*Task item*. Find the string "screenshot" in the records. Copy every line it appears in.

Web page and app entries
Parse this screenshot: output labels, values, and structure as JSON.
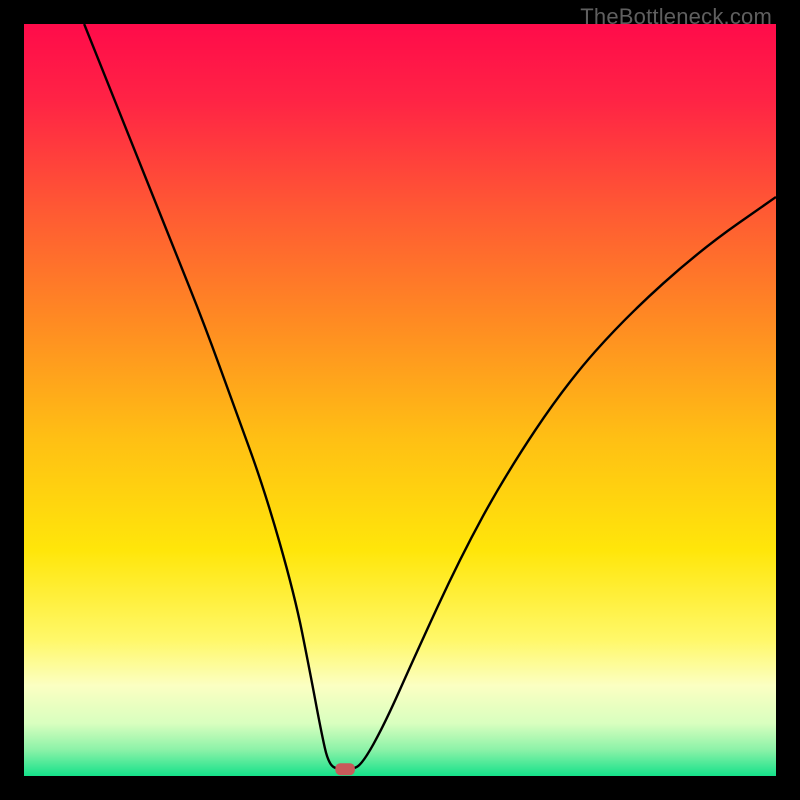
{
  "watermark": "TheBottleneck.com",
  "chart_data": {
    "type": "line",
    "title": "",
    "xlabel": "",
    "ylabel": "",
    "xlim": [
      0,
      100
    ],
    "ylim": [
      0,
      100
    ],
    "grid": false,
    "legend": false,
    "background": {
      "type": "vertical-gradient",
      "stops": [
        {
          "pos": 0.0,
          "color": "#ff0b4a"
        },
        {
          "pos": 0.1,
          "color": "#ff2345"
        },
        {
          "pos": 0.25,
          "color": "#ff5a33"
        },
        {
          "pos": 0.4,
          "color": "#ff8c22"
        },
        {
          "pos": 0.55,
          "color": "#ffbf14"
        },
        {
          "pos": 0.7,
          "color": "#ffe60a"
        },
        {
          "pos": 0.82,
          "color": "#fff86a"
        },
        {
          "pos": 0.88,
          "color": "#fbffc2"
        },
        {
          "pos": 0.93,
          "color": "#d9ffbf"
        },
        {
          "pos": 0.965,
          "color": "#8cf2a8"
        },
        {
          "pos": 1.0,
          "color": "#15e18a"
        }
      ]
    },
    "series": [
      {
        "name": "bottleneck-curve",
        "stroke": "#000000",
        "stroke_width": 2.4,
        "x": [
          8,
          12,
          16,
          20,
          24,
          28,
          32,
          36,
          38,
          39.5,
          40.5,
          42,
          43.5,
          45,
          48,
          52,
          58,
          64,
          72,
          80,
          90,
          100
        ],
        "y": [
          100,
          90,
          80,
          70,
          60,
          49,
          38,
          24,
          14,
          6,
          1.5,
          0.8,
          0.8,
          1.6,
          7,
          16,
          29,
          40,
          52,
          61,
          70,
          77
        ]
      }
    ],
    "markers": [
      {
        "name": "min-point",
        "shape": "rounded-rect",
        "cx": 42.7,
        "cy": 0.9,
        "w": 2.6,
        "h": 1.6,
        "fill": "#c85a5a"
      }
    ]
  }
}
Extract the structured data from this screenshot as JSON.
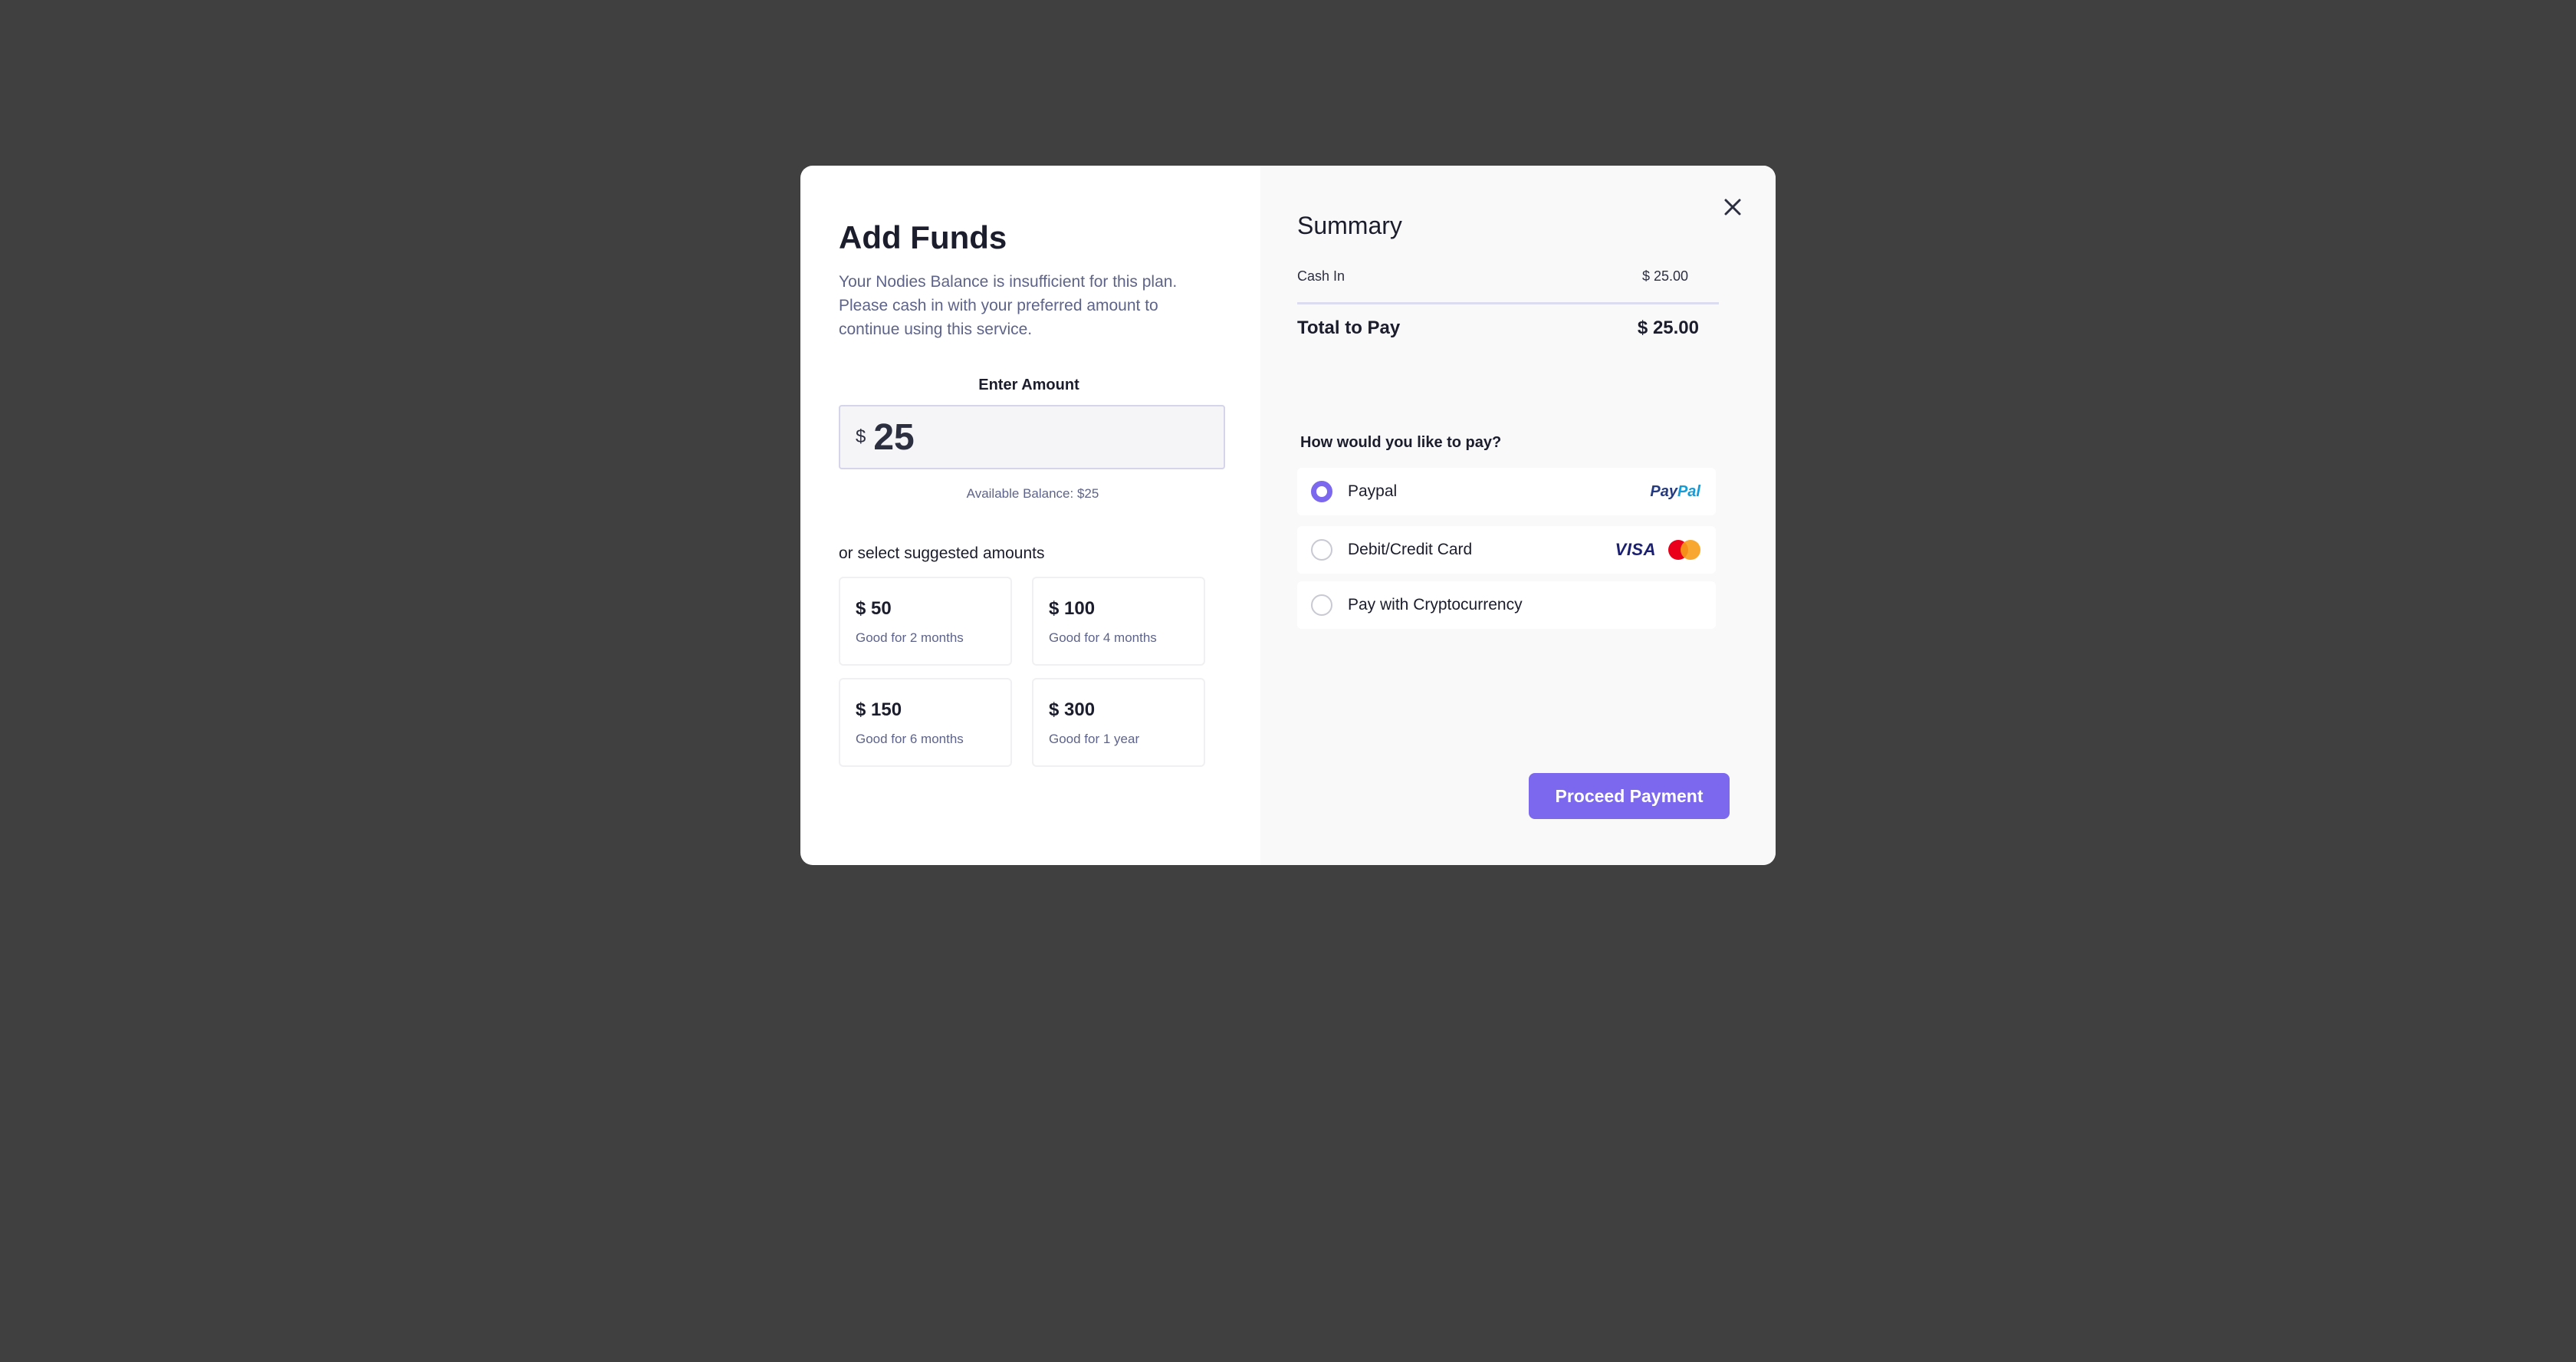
{
  "left": {
    "title": "Add Funds",
    "description": "Your Nodies Balance is insufficient for this plan. Please cash in with your preferred amount to continue using this service.",
    "enter_amount_label": "Enter Amount",
    "currency_symbol": "$",
    "amount_value": "25",
    "available_balance": "Available Balance: $25",
    "suggest_label": "or select suggested amounts",
    "suggestions": [
      {
        "amount": "$ 50",
        "note": "Good for 2 months"
      },
      {
        "amount": "$ 100",
        "note": "Good for 4 months"
      },
      {
        "amount": "$ 150",
        "note": "Good for 6 months"
      },
      {
        "amount": "$ 300",
        "note": "Good for 1 year"
      }
    ]
  },
  "right": {
    "close_icon": "close-icon",
    "summary_title": "Summary",
    "cash_in_label": "Cash In",
    "cash_in_value": "$ 25.00",
    "total_label": "Total to Pay",
    "total_value": "$ 25.00",
    "pay_question": "How would you like to pay?",
    "payment_options": [
      {
        "label": "Paypal",
        "selected": true,
        "logos": [
          "paypal-logo"
        ]
      },
      {
        "label": "Debit/Credit Card",
        "selected": false,
        "logos": [
          "visa-logo",
          "mastercard-logo"
        ]
      },
      {
        "label": "Pay with Cryptocurrency",
        "selected": false,
        "logos": []
      }
    ],
    "paypal_logo_text": {
      "pay": "Pay",
      "pal": "Pal"
    },
    "visa_logo_text": "VISA",
    "proceed_label": "Proceed Payment"
  },
  "colors": {
    "backdrop": "#404040",
    "accent": "#7b68ee",
    "text_primary": "#1b1d2c",
    "text_muted": "#5e6489"
  }
}
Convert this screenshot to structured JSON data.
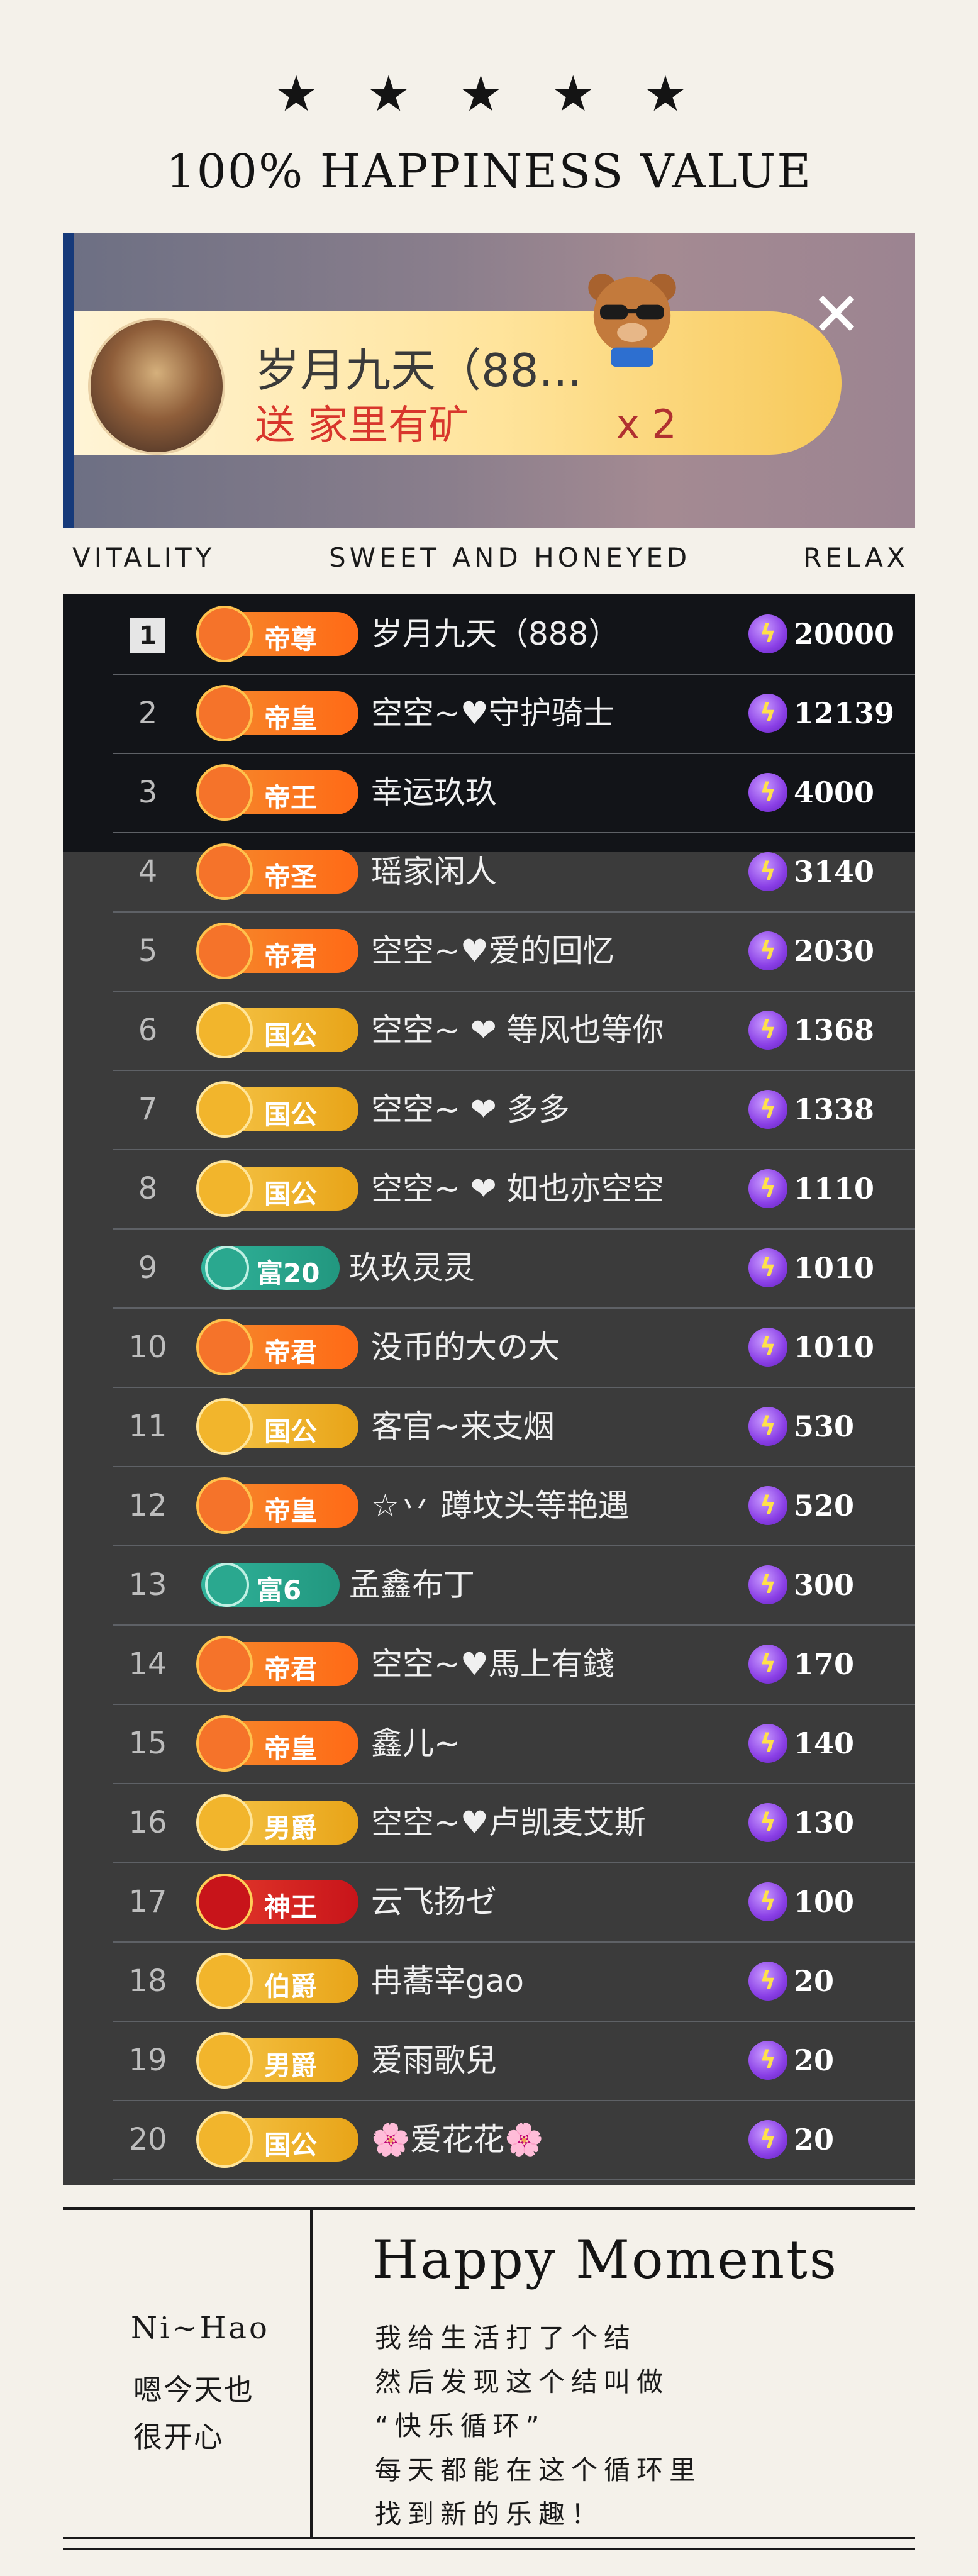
{
  "header": {
    "stars": "★ ★ ★ ★ ★",
    "title": "100% HAPPINESS VALUE"
  },
  "gift_banner": {
    "user": "岁月九天（88...",
    "gift_text": "送 家里有矿",
    "multiplier": "x 2",
    "close_icon": "close-icon",
    "bear_icon": "bear-sunglasses-icon"
  },
  "labels": {
    "left": "VITALITY",
    "center": "SWEET AND HONEYED",
    "right": "RELAX"
  },
  "ranking": {
    "currency_icon": "lightning-gem-icon",
    "rows": [
      {
        "rank": "1",
        "badge": "帝尊",
        "style": "orange",
        "name": "岁月九天（888）",
        "score": "20000"
      },
      {
        "rank": "2",
        "badge": "帝皇",
        "style": "orange",
        "name": "空空~♥守护骑士",
        "score": "12139"
      },
      {
        "rank": "3",
        "badge": "帝王",
        "style": "orange",
        "name": "幸运玖玖",
        "score": "4000"
      },
      {
        "rank": "4",
        "badge": "帝圣",
        "style": "orange",
        "name": "瑶家闲人",
        "score": "3140"
      },
      {
        "rank": "5",
        "badge": "帝君",
        "style": "orange",
        "name": "空空~♥爱的回忆",
        "score": "2030"
      },
      {
        "rank": "6",
        "badge": "国公",
        "style": "gold",
        "name": "空空~ ❤ 等风也等你",
        "score": "1368"
      },
      {
        "rank": "7",
        "badge": "国公",
        "style": "gold",
        "name": "空空~ ❤ 多多",
        "score": "1338"
      },
      {
        "rank": "8",
        "badge": "国公",
        "style": "gold",
        "name": "空空~ ❤ 如也亦空空",
        "score": "1110"
      },
      {
        "rank": "9",
        "badge": "富20",
        "style": "green",
        "name": "玖玖灵灵",
        "score": "1010"
      },
      {
        "rank": "10",
        "badge": "帝君",
        "style": "orange",
        "name": "没币的大の大",
        "score": "1010"
      },
      {
        "rank": "11",
        "badge": "国公",
        "style": "gold",
        "name": "客官~来支烟",
        "score": "530"
      },
      {
        "rank": "12",
        "badge": "帝皇",
        "style": "orange",
        "name": "☆丷 蹲坟头等艳遇",
        "score": "520"
      },
      {
        "rank": "13",
        "badge": "富6",
        "style": "green",
        "name": "孟鑫布丁",
        "score": "300"
      },
      {
        "rank": "14",
        "badge": "帝君",
        "style": "orange",
        "name": "空空~♥馬上有錢",
        "score": "170"
      },
      {
        "rank": "15",
        "badge": "帝皇",
        "style": "orange",
        "name": "鑫儿~",
        "score": "140"
      },
      {
        "rank": "16",
        "badge": "男爵",
        "style": "gold",
        "name": "空空~♥卢凯麦艾斯",
        "score": "130"
      },
      {
        "rank": "17",
        "badge": "神王",
        "style": "red",
        "name": "云飞扬ゼ",
        "score": "100"
      },
      {
        "rank": "18",
        "badge": "伯爵",
        "style": "gold",
        "name": "冉蕎宰gao",
        "score": "20"
      },
      {
        "rank": "19",
        "badge": "男爵",
        "style": "gold",
        "name": "爱雨歌兒",
        "score": "20"
      },
      {
        "rank": "20",
        "badge": "国公",
        "style": "gold",
        "name": "🌸爱花花🌸",
        "score": "20"
      }
    ]
  },
  "bottom": {
    "greeting": "Ni~Hao",
    "left_lines": [
      "嗯今天也",
      "很开心"
    ],
    "title": "Happy Moments",
    "lines": [
      "我给生活打了个结",
      "然后发现这个结叫做",
      "“快乐循环”",
      "每天都能在这个循环里",
      "找到新的乐趣！"
    ]
  }
}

*Task output*.
Parse this screenshot: output labels, values, and structure as JSON.
Extract the structured data from this screenshot as JSON.
Convert this screenshot to structured JSON data.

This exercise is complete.